Jeff Goldblum is a poor substitute for DJ Jazzy Jeff.

New at BOP:
Share & Save
Digg Button  
Print this column
Independence Day (1996)

For every great Roland Emmerich movie, there's an equally terrible one. He's directed such blockbuster action hits as Stargate, The Patriot and The Day After Tomorrow. He's also made blockbuster crap in the form of Godzilla and 10,000 B.C. What we can always rely on from Emmerich, though, is his ability to pack a movie full of special effects and destruction on a massive scale. This upcoming weekend he releases 2012, which hopes to capitalize on that fame. Part of me says it looks like the sequel to The Day After Tomorrow. Another part of me says it will be everything The Day After Tomorrow was supposed to be. In the end, it will probably make a ton of money because nothing decent has been released in theaters for several weeks. It can be said, though, without any hesitation that it will not come close to the critically or financial success of his biggest work, the legendary Independence Day.

Do I really need to tell you what this movie is about? If you're one of the five people in this world who hasn't seen it, you are in for a real treat. No, it's not about a Fourth of July barbeque gone wrong. It's about an alien invasion that only Will Smith, Jeff Goldblum, Bill Pullman, Randy Quaid, and Vivica A. Fox can stop. The scenes where the aliens destroy major cities, including Washington, DC, were worth the price of admission alone, but in rare Emmerich form the movie is also packed with surprisingly heartfelt performances and an immersive storyline. Maybe it's because he finally gave his actors characters with depth, but Independence Day is more than one of his typical apocalyptic tales.

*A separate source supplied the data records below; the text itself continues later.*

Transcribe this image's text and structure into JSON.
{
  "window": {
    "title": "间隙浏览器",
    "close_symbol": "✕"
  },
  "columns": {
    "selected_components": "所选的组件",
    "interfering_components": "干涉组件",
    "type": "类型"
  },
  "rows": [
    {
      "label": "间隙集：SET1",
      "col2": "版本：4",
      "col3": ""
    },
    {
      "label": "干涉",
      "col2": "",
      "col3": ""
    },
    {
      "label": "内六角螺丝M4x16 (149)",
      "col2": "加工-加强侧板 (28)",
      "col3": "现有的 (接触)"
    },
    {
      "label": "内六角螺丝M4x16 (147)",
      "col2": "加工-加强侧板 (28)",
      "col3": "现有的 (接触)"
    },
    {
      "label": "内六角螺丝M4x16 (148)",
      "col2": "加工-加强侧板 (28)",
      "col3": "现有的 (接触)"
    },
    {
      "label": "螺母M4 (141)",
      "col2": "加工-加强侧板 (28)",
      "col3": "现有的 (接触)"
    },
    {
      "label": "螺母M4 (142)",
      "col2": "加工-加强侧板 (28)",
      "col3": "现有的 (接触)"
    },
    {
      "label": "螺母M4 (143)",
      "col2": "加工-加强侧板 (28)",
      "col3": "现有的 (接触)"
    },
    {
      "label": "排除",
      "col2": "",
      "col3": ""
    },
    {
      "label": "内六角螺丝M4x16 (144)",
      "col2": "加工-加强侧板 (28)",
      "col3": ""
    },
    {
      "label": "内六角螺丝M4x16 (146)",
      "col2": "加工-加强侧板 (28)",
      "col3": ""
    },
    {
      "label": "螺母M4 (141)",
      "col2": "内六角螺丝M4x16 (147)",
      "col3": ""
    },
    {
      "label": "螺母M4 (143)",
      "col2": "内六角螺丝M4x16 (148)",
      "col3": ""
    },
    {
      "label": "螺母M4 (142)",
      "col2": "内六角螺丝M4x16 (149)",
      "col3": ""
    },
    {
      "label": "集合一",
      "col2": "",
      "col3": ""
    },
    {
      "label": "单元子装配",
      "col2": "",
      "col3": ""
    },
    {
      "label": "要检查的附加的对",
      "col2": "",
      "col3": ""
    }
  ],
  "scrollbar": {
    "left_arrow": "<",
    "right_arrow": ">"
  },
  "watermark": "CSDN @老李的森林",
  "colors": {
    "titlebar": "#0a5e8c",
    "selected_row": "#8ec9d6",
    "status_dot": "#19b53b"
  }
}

It solidified his position as the go-to director of destruction, helped make Will Smith the most recognizable face of the Summer movie season, and will forever remain among the End-Of-The-World classics which all future attempts will be compared to. The timing of 2012's release is impeccable; only because there hasn't been anything good in the last few weeks and because I miss the days of Summer action movies am I going to see it. Otherwise, I'd just stay in and rent Independence Day.


Failure to Launch (2006)

In one of my fits of rage in the last two weeks, which stemmed from my Yankees supporting friend getting rowdy and obnoxious during EVERY game of the World Series, I left the room where we were watching the game and decided to look for a more relaxing movie on TV. The only decent thing on was Failure to Launch. While it is arguably not one of the great romantic comedies in the last decade, it is still a good, informative movie on the culture of dating. It also stars Matthew McConaughey and Sarah Jessica Parker. More importantly, it stars some of my favorite lesser known actors in supporting roles: Zooey Deschanel, Justin Bartha and Bradley Cooper. Ok, so both Bartha and Cooper were in the recent smash hit The Hangover, but only since then have audiences jumped on the Cooper bandwagon and they still continue to ignore Bartha as a leading man. Regardless, the cast alone makes this movie worth watching, but luckily that's not all.

Continued:       1       2       3       4       5



Need to contact us? E-mail a Box Office Prophet.
Monday, August 13, 2018
© 2018 Box Office Prophets, a division of One Of Us, Inc.